• Problem to solve
Could you copy each line of the entries that contains "سایز"?

Web page and app entries:
───

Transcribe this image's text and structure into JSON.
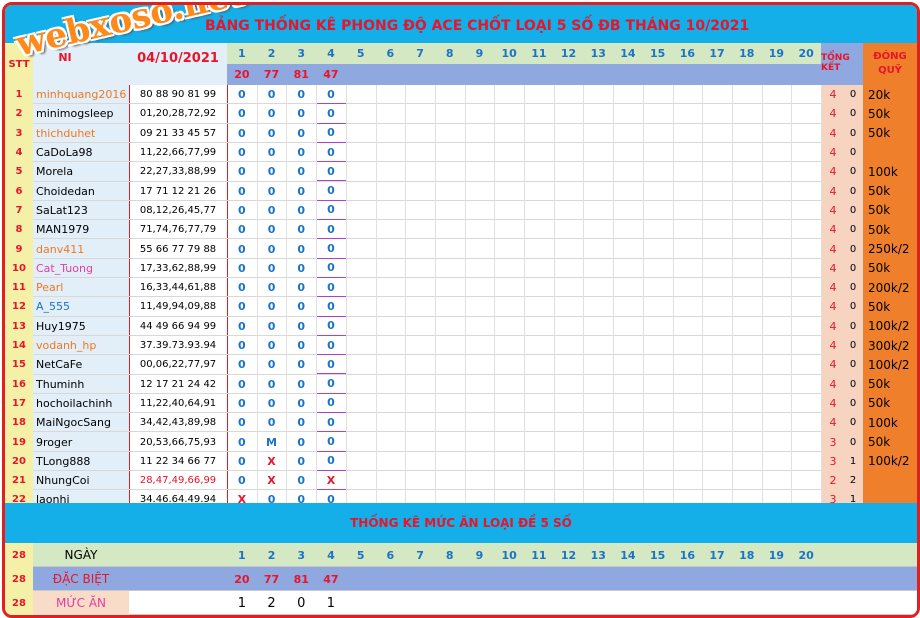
{
  "title": "BẢNG THỐNG KÊ PHONG ĐỘ ACE CHỐT LOẠI 5 SỐ ĐB THÁNG 10/2021",
  "logo_text": "webxoso.net",
  "header": {
    "stt_label": "STT",
    "name_label": "NI",
    "date": "04/10/2021",
    "total_label": "TỔNG KẾT",
    "fund_label": "ĐÓNG QUỸ",
    "days": [
      "1",
      "2",
      "3",
      "4",
      "5",
      "6",
      "7",
      "8",
      "9",
      "10",
      "11",
      "12",
      "13",
      "14",
      "15",
      "16",
      "17",
      "18",
      "19",
      "20"
    ],
    "results": [
      "20",
      "77",
      "81",
      "47"
    ]
  },
  "rows": [
    {
      "stt": "1",
      "name": "minhquang2016",
      "name_color": "orange",
      "nums": "80 88 90 81 99",
      "nums_color": "black",
      "marks": [
        "0",
        "0",
        "0",
        "0"
      ],
      "t1": "4",
      "t2": "0",
      "fund": "20k"
    },
    {
      "stt": "2",
      "name": "minimogsleep",
      "name_color": "black",
      "nums": "01,20,28,72,92",
      "nums_color": "black",
      "marks": [
        "0",
        "0",
        "0",
        "0"
      ],
      "t1": "4",
      "t2": "0",
      "fund": "50k"
    },
    {
      "stt": "3",
      "name": "thichduhet",
      "name_color": "orange",
      "nums": "09 21 33 45 57",
      "nums_color": "black",
      "marks": [
        "0",
        "0",
        "0",
        "0"
      ],
      "t1": "4",
      "t2": "0",
      "fund": "50k"
    },
    {
      "stt": "4",
      "name": "CaDoLa98",
      "name_color": "black",
      "nums": "11,22,66,77,99",
      "nums_color": "black",
      "marks": [
        "0",
        "0",
        "0",
        "0"
      ],
      "t1": "4",
      "t2": "0",
      "fund": ""
    },
    {
      "stt": "5",
      "name": "Morela",
      "name_color": "black",
      "nums": "22,27,33,88,99",
      "nums_color": "black",
      "marks": [
        "0",
        "0",
        "0",
        "0"
      ],
      "t1": "4",
      "t2": "0",
      "fund": "100k"
    },
    {
      "stt": "6",
      "name": "Choidedan",
      "name_color": "black",
      "nums": "17 71 12 21 26",
      "nums_color": "black",
      "marks": [
        "0",
        "0",
        "0",
        "0"
      ],
      "t1": "4",
      "t2": "0",
      "fund": "50k"
    },
    {
      "stt": "7",
      "name": "SaLat123",
      "name_color": "black",
      "nums": "08,12,26,45,77",
      "nums_color": "black",
      "marks": [
        "0",
        "0",
        "0",
        "0"
      ],
      "t1": "4",
      "t2": "0",
      "fund": "50k"
    },
    {
      "stt": "8",
      "name": "MAN1979",
      "name_color": "black",
      "nums": "71,74,76,77,79",
      "nums_color": "black",
      "marks": [
        "0",
        "0",
        "0",
        "0"
      ],
      "t1": "4",
      "t2": "0",
      "fund": "50k"
    },
    {
      "stt": "9",
      "name": "danv411",
      "name_color": "orange",
      "nums": "55 66 77 79 88",
      "nums_color": "black",
      "marks": [
        "0",
        "0",
        "0",
        "0"
      ],
      "t1": "4",
      "t2": "0",
      "fund": "250k/2"
    },
    {
      "stt": "10",
      "name": "Cat_Tuong",
      "name_color": "pink",
      "nums": "17,33,62,88,99",
      "nums_color": "black",
      "marks": [
        "0",
        "0",
        "0",
        "0"
      ],
      "t1": "4",
      "t2": "0",
      "fund": "50k"
    },
    {
      "stt": "11",
      "name": "Pearl",
      "name_color": "orange",
      "nums": "16,33,44,61,88",
      "nums_color": "black",
      "marks": [
        "0",
        "0",
        "0",
        "0"
      ],
      "t1": "4",
      "t2": "0",
      "fund": "200k/2"
    },
    {
      "stt": "12",
      "name": "A_555",
      "name_color": "blue",
      "nums": "11,49,94,09,88",
      "nums_color": "black",
      "marks": [
        "0",
        "0",
        "0",
        "0"
      ],
      "t1": "4",
      "t2": "0",
      "fund": "50k"
    },
    {
      "stt": "13",
      "name": "Huy1975",
      "name_color": "black",
      "nums": "44 49 66 94 99",
      "nums_color": "black",
      "marks": [
        "0",
        "0",
        "0",
        "0"
      ],
      "t1": "4",
      "t2": "0",
      "fund": "100k/2"
    },
    {
      "stt": "14",
      "name": "vodanh_hp",
      "name_color": "orange",
      "nums": "37.39.73.93.94",
      "nums_color": "black",
      "marks": [
        "0",
        "0",
        "0",
        "0"
      ],
      "t1": "4",
      "t2": "0",
      "fund": "300k/2"
    },
    {
      "stt": "15",
      "name": "NetCaFe",
      "name_color": "black",
      "nums": "00,06,22,77,97",
      "nums_color": "black",
      "marks": [
        "0",
        "0",
        "0",
        "0"
      ],
      "t1": "4",
      "t2": "0",
      "fund": "100k/2"
    },
    {
      "stt": "16",
      "name": "Thuminh",
      "name_color": "black",
      "nums": "12 17 21 24 42",
      "nums_color": "black",
      "marks": [
        "0",
        "0",
        "0",
        "0"
      ],
      "t1": "4",
      "t2": "0",
      "fund": "50k"
    },
    {
      "stt": "17",
      "name": "hochoilachinh",
      "name_color": "black",
      "nums": "11,22,40,64,91",
      "nums_color": "black",
      "marks": [
        "0",
        "0",
        "0",
        "0"
      ],
      "t1": "4",
      "t2": "0",
      "fund": "50k"
    },
    {
      "stt": "18",
      "name": "MaiNgocSang",
      "name_color": "black",
      "nums": "34,42,43,89,98",
      "nums_color": "black",
      "marks": [
        "0",
        "0",
        "0",
        "0"
      ],
      "t1": "4",
      "t2": "0",
      "fund": "100k"
    },
    {
      "stt": "19",
      "name": "9roger",
      "name_color": "black",
      "nums": "20,53,66,75,93",
      "nums_color": "black",
      "marks": [
        "0",
        "M",
        "0",
        "0"
      ],
      "t1": "3",
      "t2": "0",
      "fund": "50k"
    },
    {
      "stt": "20",
      "name": "TLong888",
      "name_color": "black",
      "nums": "11 22 34 66 77",
      "nums_color": "black",
      "marks": [
        "0",
        "X",
        "0",
        "0"
      ],
      "t1": "3",
      "t2": "1",
      "fund": "100k/2"
    },
    {
      "stt": "21",
      "name": "NhungCoi",
      "name_color": "black",
      "nums": "28,47,49,66,99",
      "nums_color": "red",
      "marks": [
        "0",
        "X",
        "0",
        "X"
      ],
      "t1": "2",
      "t2": "2",
      "fund": ""
    },
    {
      "stt": "22",
      "name": "laonhi",
      "name_color": "black",
      "nums": "34.46.64.49.94",
      "nums_color": "black",
      "marks": [
        "X",
        "0",
        "0",
        "0"
      ],
      "t1": "3",
      "t2": "1",
      "fund": ""
    }
  ],
  "summary": {
    "title": "THỐNG KÊ MỨC ĂN LOẠI ĐỀ 5 SỐ",
    "rows": [
      {
        "stt": "28",
        "label": "NGÀY",
        "values": [
          "1",
          "2",
          "3",
          "4",
          "5",
          "6",
          "7",
          "8",
          "9",
          "10",
          "11",
          "12",
          "13",
          "14",
          "15",
          "16",
          "17",
          "18",
          "19",
          "20"
        ]
      },
      {
        "stt": "28",
        "label": "ĐẶC BIỆT",
        "values": [
          "20",
          "77",
          "81",
          "47"
        ]
      },
      {
        "stt": "28",
        "label": "MỨC ĂN",
        "values": [
          "1",
          "2",
          "0",
          "1"
        ]
      }
    ]
  },
  "colors": {
    "title_bg": "#14aee8",
    "header_green": "#d4e8c4",
    "header_purple": "#8fa8e0",
    "fund_orange": "#f07f2c",
    "total_peach": "#f7d4c0",
    "name_col_bg": "#e2eef8",
    "stt_bg": "#f5f0a8",
    "red": "#e8142a",
    "blue": "#1a73c9"
  }
}
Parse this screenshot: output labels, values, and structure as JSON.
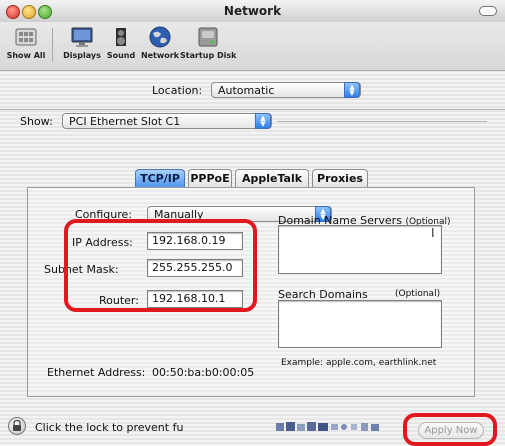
{
  "window": {
    "title": "Network"
  },
  "toolbar": {
    "show_all": "Show All",
    "items": [
      "Displays",
      "Sound",
      "Network",
      "Startup Disk"
    ]
  },
  "location": {
    "label": "Location:",
    "value": "Automatic"
  },
  "show": {
    "label": "Show:",
    "value": "PCI Ethernet Slot C1"
  },
  "tabs": [
    "TCP/IP",
    "PPPoE",
    "AppleTalk",
    "Proxies"
  ],
  "active_tab": "TCP/IP",
  "tcpip": {
    "configure_label": "Configure:",
    "configure_value": "Manually",
    "ip_label": "IP Address:",
    "ip_value": "192.168.0.19",
    "subnet_label": "Subnet Mask:",
    "subnet_value": "255.255.255.0",
    "router_label": "Router:",
    "router_value": "192.168.10.1",
    "dns_label": "Domain Name Servers",
    "dns_optional": "(Optional)",
    "search_label": "Search Domains",
    "search_optional": "(Optional)",
    "example": "Example: apple.com, earthlink.net",
    "ethernet_label": "Ethernet Address:",
    "ethernet_value": "00:50:ba:b0:00:05"
  },
  "bottom": {
    "lock_text": "Click the lock to prevent fu",
    "apply_label": "Apply Now"
  },
  "colors": {
    "highlight": "#e1191f",
    "tab_active": "#4f95ea"
  }
}
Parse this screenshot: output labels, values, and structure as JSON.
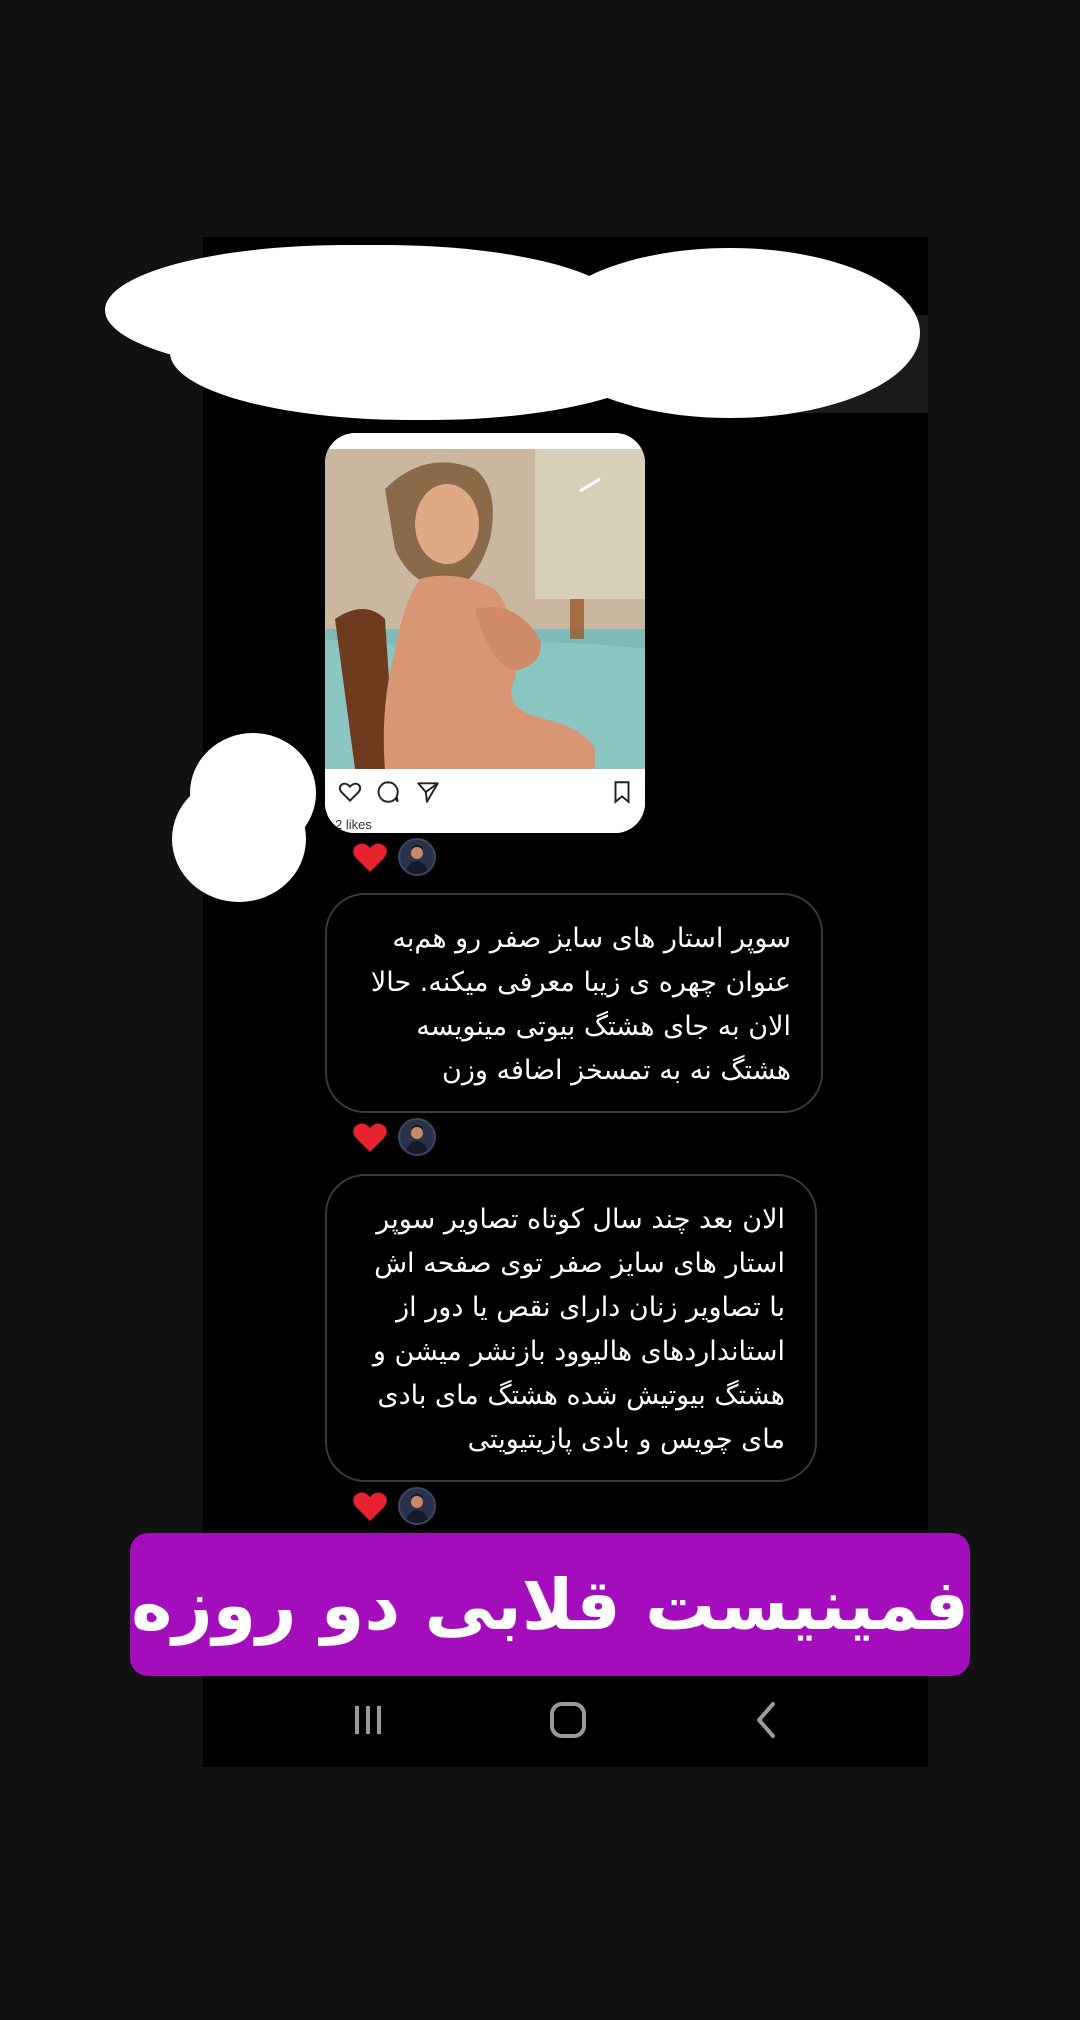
{
  "post": {
    "likes_text": "2 likes",
    "icons": [
      "heart-icon",
      "comment-icon",
      "share-icon",
      "bookmark-icon"
    ]
  },
  "messages": [
    {
      "lines": [
        "سوپر استار های سایز  صفر رو هم‌به",
        "عنوان چهره ی زیبا معرفی میکنه. حالا",
        "الان به جای هشتگ بیوتی مینویسه",
        "هشتگ نه به تمسخز اضافه وزن"
      ]
    },
    {
      "lines": [
        "الان بعد چند سال کوتاه تصاویر سوپر",
        "استار های سایز صفر توی صفحه اش",
        "با تصاویر زنان دارای نقص یا دور از",
        "استانداردهای هالیوود بازنشر میشن و",
        "هشتگ بیوتیش شده هشتگ مای بادی",
        "مای چویس و بادی پازیتیویتی"
      ]
    }
  ],
  "caption": {
    "text": "فمینیست قلابی دو روزه"
  },
  "colors": {
    "background": "#111111",
    "screen": "#000000",
    "caption_bg": "#a30dbc",
    "heart": "#e8232f",
    "bubble_border": "#3a3a3a"
  },
  "nav": {
    "icons": [
      "recent-apps-icon",
      "home-icon",
      "back-icon"
    ]
  }
}
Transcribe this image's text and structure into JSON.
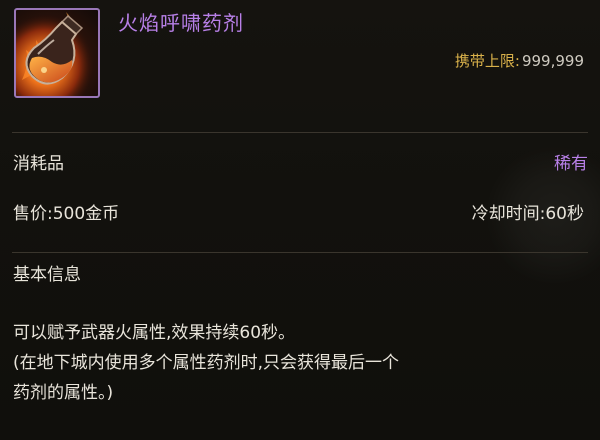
{
  "item": {
    "name": "火焰呼啸药剂",
    "icon": "fire-potion-flask-icon",
    "carry_limit_label": "携带上限:",
    "carry_limit_value": "999,999",
    "type": "消耗品",
    "rarity": "稀有",
    "price": "售价:500金币",
    "cooldown": "冷却时间:60秒"
  },
  "basic_info": {
    "title": "基本信息",
    "lines": [
      "可以赋予武器火属性,效果持续60秒。",
      "(在地下城内使用多个属性药剂时,只会获得最后一个",
      "药剂的属性。)"
    ]
  },
  "colors": {
    "name": "#b880e8",
    "rarity": "#b880e8",
    "carry_label": "#d8b04a",
    "frame_border": "#9a77b8",
    "background": "#12110d"
  }
}
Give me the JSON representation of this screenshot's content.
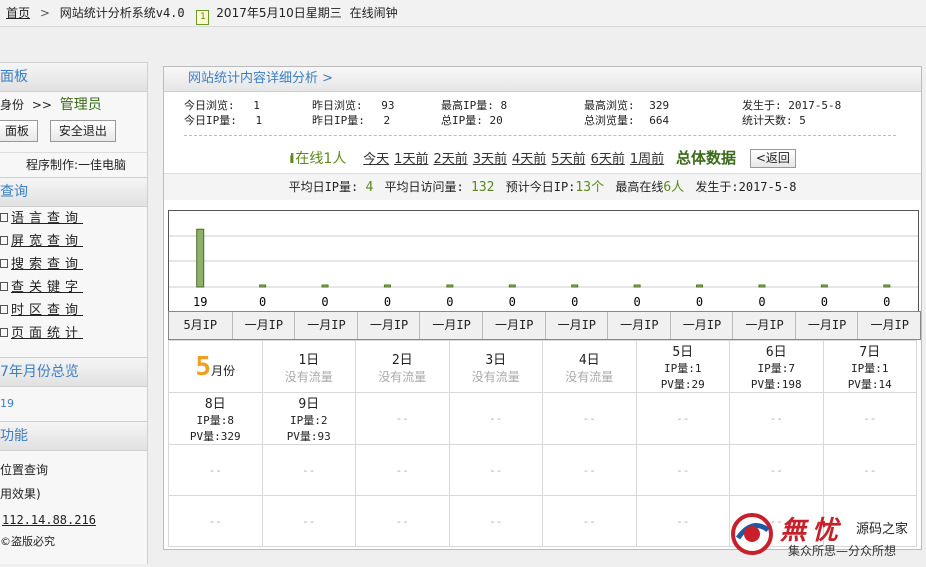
{
  "topbar": {
    "home": "首页",
    "separator": ">",
    "system_title": "网站统计分析系统v4.0",
    "calendar_icon_text": "1",
    "date": "2017年5月10日星期三",
    "alarm": "在线闹钟"
  },
  "sidebar": {
    "panel_head": "面板",
    "identity_label": "身份",
    "identity_sep": ">>",
    "identity_role": "管理员",
    "btn_panel": "面板",
    "btn_logout": "安全退出",
    "author": "程序制作:一佳电脑",
    "query_head": "查询",
    "menu": [
      "语言查询",
      "屏宽查询",
      "搜索查询",
      "查关键字",
      "时区查询",
      "页面统计"
    ],
    "month_head": "7年月份总览",
    "month_value": "19",
    "func_head": "功能",
    "func_items": [
      "位置查询",
      "用效果)"
    ],
    "ip": "112.14.88.216",
    "piracy": "盗版必究"
  },
  "panel": {
    "title": "网站统计内容详细分析 >",
    "stats": {
      "today_pv_label": "今日浏览:",
      "today_pv": "1",
      "yest_pv_label": "昨日浏览:",
      "yest_pv": "93",
      "max_ip_label": "最高IP量:",
      "max_ip": "8",
      "max_pv_label": "最高浏览:",
      "max_pv": "329",
      "occur_label": "发生于:",
      "occur": "2017-5-8",
      "today_ip_label": "今日IP量:",
      "today_ip": "1",
      "yest_ip_label": "昨日IP量:",
      "yest_ip": "2",
      "total_ip_label": "总IP量:",
      "total_ip": "20",
      "total_pv_label": "总浏览量:",
      "total_pv": "664",
      "days_label": "统计天数:",
      "days": "5"
    },
    "nav": {
      "online": "在线1人",
      "days": [
        "今天",
        "1天前",
        "2天前",
        "3天前",
        "4天前",
        "5天前",
        "6天前",
        "1周前"
      ],
      "total": "总体数据",
      "back": "<返回"
    },
    "avg": {
      "avg_ip_label": "平均日IP量:",
      "avg_ip": "4",
      "avg_pv_label": "平均日访问量:",
      "avg_pv": "132",
      "predict_label": "预计今日IP:",
      "predict": "13个",
      "max_online_label": "最高在线",
      "max_online": "6人",
      "occur_label": "发生于:",
      "occur": "2017-5-8"
    }
  },
  "chart_data": {
    "type": "bar",
    "categories": [
      "5月IP",
      "一月IP",
      "一月IP",
      "一月IP",
      "一月IP",
      "一月IP",
      "一月IP",
      "一月IP",
      "一月IP",
      "一月IP",
      "一月IP",
      "一月IP"
    ],
    "values": [
      19,
      0,
      0,
      0,
      0,
      0,
      0,
      0,
      0,
      0,
      0,
      0
    ],
    "ylim": [
      0,
      25
    ],
    "grid": true
  },
  "calendar": {
    "month_num": "5",
    "month_suffix": "月份",
    "days": [
      {
        "day": "1日",
        "status": "没有流量"
      },
      {
        "day": "2日",
        "status": "没有流量"
      },
      {
        "day": "3日",
        "status": "没有流量"
      },
      {
        "day": "4日",
        "status": "没有流量"
      },
      {
        "day": "5日",
        "ip": "IP量:1",
        "pv": "PV量:29"
      },
      {
        "day": "6日",
        "ip": "IP量:7",
        "pv": "PV量:198"
      },
      {
        "day": "7日",
        "ip": "IP量:1",
        "pv": "PV量:14"
      },
      {
        "day": "8日",
        "ip": "IP量:8",
        "pv": "PV量:329"
      },
      {
        "day": "9日",
        "ip": "IP量:2",
        "pv": "PV量:93"
      }
    ],
    "empty": "--"
  },
  "watermark": {
    "logo_text": "無忧",
    "site": "源码之家",
    "slogan": "集众所思—分众所想"
  },
  "colors": {
    "accent": "#3d7fc1",
    "green": "#5a8a1a",
    "bar": "#8fb06a",
    "month": "#f0a020"
  }
}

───

• Solution to the exercise
        "سوپر استار های سایز  صفر رو هم‌به",
        "استار های سایز صفر توی صفحه اش",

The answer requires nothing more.